#### Task input
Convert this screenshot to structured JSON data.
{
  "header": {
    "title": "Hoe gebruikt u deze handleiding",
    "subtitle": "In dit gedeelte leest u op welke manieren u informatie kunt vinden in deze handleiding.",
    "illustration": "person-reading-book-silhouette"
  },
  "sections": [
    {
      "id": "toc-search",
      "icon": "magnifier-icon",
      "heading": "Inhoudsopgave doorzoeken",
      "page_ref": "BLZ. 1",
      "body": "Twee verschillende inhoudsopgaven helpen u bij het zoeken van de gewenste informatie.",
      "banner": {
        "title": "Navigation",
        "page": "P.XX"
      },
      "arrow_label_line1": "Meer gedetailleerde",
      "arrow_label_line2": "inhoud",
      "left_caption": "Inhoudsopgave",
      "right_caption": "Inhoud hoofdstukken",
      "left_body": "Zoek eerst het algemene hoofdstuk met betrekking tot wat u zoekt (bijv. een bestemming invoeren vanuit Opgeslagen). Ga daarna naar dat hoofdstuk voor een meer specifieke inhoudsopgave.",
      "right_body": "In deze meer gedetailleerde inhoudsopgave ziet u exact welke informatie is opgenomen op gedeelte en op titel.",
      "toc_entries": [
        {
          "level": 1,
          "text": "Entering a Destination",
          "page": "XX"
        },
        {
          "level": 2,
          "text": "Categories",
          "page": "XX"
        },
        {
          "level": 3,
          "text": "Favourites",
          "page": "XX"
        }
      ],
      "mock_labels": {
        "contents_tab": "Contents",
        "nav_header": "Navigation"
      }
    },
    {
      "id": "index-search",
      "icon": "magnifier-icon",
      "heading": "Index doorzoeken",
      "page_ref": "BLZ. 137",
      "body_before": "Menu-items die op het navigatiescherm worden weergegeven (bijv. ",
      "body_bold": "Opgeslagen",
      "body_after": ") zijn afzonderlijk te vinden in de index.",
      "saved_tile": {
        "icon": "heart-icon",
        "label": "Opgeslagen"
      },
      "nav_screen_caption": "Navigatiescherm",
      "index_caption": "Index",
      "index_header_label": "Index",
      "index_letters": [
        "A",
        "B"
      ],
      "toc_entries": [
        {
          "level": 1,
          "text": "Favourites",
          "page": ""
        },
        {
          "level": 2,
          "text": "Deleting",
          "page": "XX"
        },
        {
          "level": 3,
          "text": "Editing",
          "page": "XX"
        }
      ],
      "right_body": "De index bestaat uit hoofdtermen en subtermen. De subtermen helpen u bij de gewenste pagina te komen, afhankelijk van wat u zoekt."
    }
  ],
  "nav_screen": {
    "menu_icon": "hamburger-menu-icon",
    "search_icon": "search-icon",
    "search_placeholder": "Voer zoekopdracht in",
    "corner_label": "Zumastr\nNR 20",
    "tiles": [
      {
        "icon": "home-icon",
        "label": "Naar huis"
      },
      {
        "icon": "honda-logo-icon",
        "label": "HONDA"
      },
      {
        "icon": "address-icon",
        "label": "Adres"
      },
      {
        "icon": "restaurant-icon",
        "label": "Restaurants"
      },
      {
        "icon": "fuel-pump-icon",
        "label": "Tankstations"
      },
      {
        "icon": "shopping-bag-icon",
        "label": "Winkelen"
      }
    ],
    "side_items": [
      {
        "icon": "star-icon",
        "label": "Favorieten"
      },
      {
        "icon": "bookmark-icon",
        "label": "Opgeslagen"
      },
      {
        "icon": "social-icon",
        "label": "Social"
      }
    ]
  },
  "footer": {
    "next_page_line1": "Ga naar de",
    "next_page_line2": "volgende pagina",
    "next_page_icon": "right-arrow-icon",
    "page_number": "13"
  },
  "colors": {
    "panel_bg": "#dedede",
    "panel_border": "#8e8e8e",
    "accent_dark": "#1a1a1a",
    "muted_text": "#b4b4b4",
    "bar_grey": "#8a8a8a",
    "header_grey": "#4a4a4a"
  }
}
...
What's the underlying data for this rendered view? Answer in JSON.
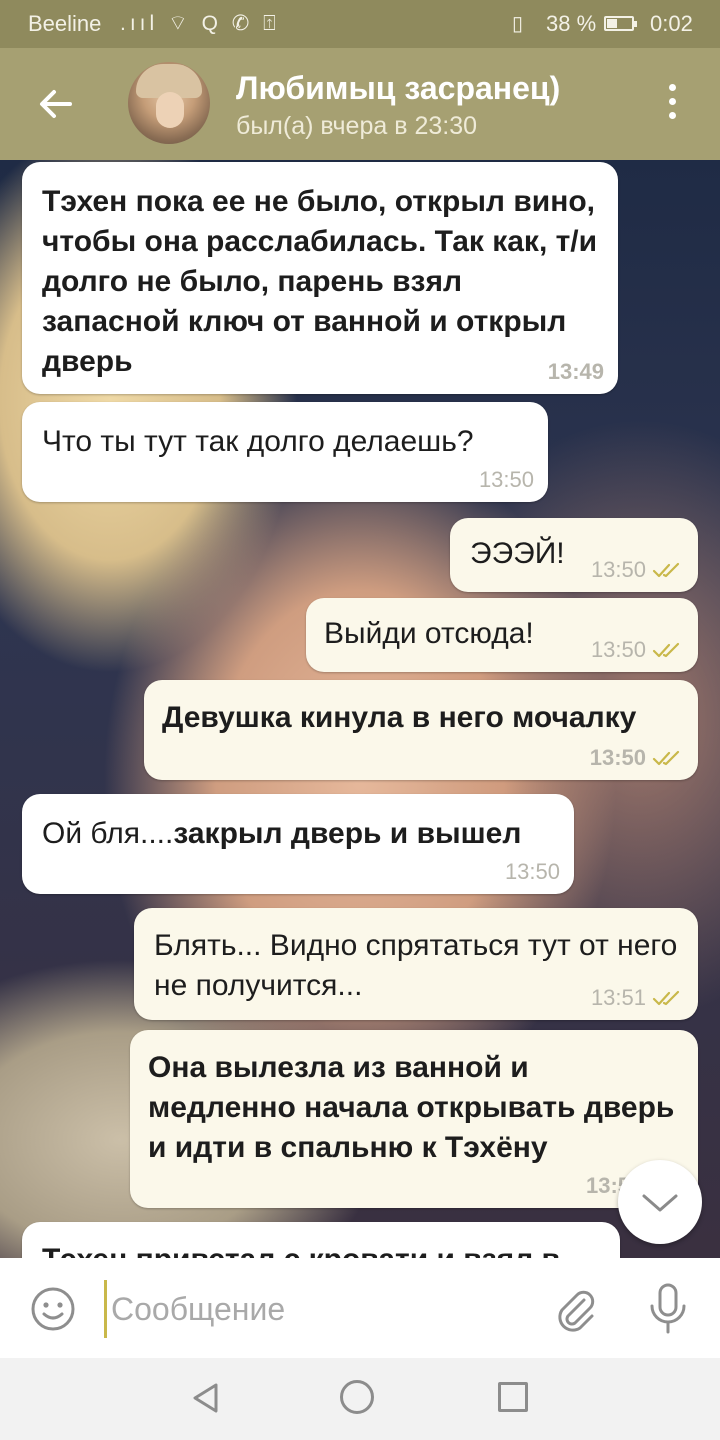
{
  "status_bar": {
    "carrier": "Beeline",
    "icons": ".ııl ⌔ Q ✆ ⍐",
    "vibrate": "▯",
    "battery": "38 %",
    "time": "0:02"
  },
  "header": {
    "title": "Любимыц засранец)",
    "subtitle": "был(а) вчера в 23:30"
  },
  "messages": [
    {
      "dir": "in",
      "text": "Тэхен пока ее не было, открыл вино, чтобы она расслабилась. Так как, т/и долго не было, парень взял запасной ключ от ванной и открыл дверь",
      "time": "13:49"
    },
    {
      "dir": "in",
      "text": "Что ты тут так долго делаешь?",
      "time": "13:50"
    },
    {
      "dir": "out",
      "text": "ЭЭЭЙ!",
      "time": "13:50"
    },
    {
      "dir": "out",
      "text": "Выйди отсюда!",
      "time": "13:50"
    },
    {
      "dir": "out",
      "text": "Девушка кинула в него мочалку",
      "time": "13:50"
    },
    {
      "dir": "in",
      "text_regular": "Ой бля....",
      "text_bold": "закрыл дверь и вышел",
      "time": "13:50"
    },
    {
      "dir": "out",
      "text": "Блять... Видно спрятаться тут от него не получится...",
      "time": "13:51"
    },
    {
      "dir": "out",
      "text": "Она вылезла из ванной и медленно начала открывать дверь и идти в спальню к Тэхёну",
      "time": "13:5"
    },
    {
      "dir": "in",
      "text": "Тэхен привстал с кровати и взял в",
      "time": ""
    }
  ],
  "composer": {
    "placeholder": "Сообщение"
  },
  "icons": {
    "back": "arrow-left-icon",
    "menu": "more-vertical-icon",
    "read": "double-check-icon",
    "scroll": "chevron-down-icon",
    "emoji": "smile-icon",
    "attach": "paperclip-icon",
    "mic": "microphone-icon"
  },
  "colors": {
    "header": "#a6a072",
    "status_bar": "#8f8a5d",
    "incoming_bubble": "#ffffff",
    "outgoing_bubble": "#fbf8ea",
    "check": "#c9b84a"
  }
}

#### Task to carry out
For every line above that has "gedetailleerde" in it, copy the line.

#### Output of the task
      "arrow_label_line1": "Meer gedetailleerde",
      "right_body": "In deze meer gedetailleerde inhoudsopgave ziet u exact welke informatie is opgenomen op gedeelte en op titel.",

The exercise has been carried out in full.